_Description of the task_: Below are the records; copy each line in which "JSON" can be found.

##### Data for this exercise

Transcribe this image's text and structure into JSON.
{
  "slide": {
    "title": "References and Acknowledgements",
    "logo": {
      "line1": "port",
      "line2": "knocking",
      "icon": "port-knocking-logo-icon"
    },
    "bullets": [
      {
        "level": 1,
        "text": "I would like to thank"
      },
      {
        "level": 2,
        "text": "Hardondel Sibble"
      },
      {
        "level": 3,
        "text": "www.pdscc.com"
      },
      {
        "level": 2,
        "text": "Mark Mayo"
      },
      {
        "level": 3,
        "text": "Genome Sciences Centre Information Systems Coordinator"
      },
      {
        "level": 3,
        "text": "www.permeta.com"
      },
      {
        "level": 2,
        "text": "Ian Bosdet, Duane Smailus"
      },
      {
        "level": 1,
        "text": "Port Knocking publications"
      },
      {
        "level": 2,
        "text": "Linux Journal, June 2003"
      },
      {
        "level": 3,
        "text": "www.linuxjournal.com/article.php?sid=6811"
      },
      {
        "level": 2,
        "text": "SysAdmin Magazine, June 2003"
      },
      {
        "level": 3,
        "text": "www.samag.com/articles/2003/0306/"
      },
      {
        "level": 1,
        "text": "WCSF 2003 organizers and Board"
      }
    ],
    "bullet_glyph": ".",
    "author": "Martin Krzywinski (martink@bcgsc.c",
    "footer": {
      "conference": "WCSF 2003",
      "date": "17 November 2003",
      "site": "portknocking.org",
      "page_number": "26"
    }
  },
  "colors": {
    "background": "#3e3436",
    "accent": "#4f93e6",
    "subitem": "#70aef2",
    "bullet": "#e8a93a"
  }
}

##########
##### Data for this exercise

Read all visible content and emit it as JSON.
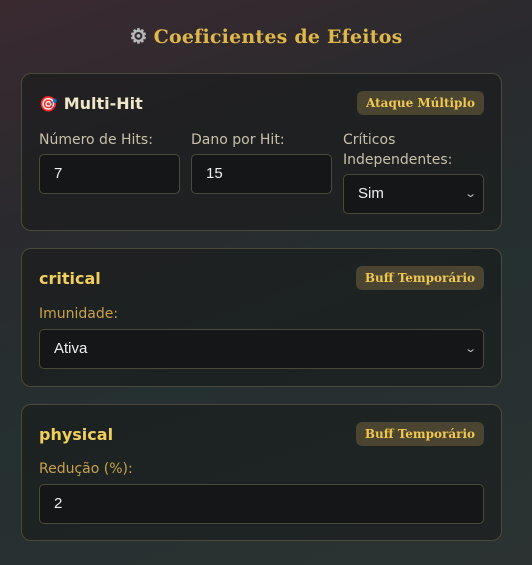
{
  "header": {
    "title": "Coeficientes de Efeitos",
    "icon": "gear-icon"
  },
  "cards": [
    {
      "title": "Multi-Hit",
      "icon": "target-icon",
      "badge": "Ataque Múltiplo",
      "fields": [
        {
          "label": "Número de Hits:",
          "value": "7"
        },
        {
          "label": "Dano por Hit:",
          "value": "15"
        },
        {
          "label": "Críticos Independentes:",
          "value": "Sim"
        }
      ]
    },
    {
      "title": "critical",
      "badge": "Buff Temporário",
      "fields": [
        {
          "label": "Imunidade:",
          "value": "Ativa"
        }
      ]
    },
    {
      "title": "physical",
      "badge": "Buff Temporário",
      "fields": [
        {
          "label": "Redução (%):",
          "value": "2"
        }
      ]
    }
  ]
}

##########

_Answer below_:
Transcribe this image's text and structure into JSON.
Read all visible content and emit it as JSON.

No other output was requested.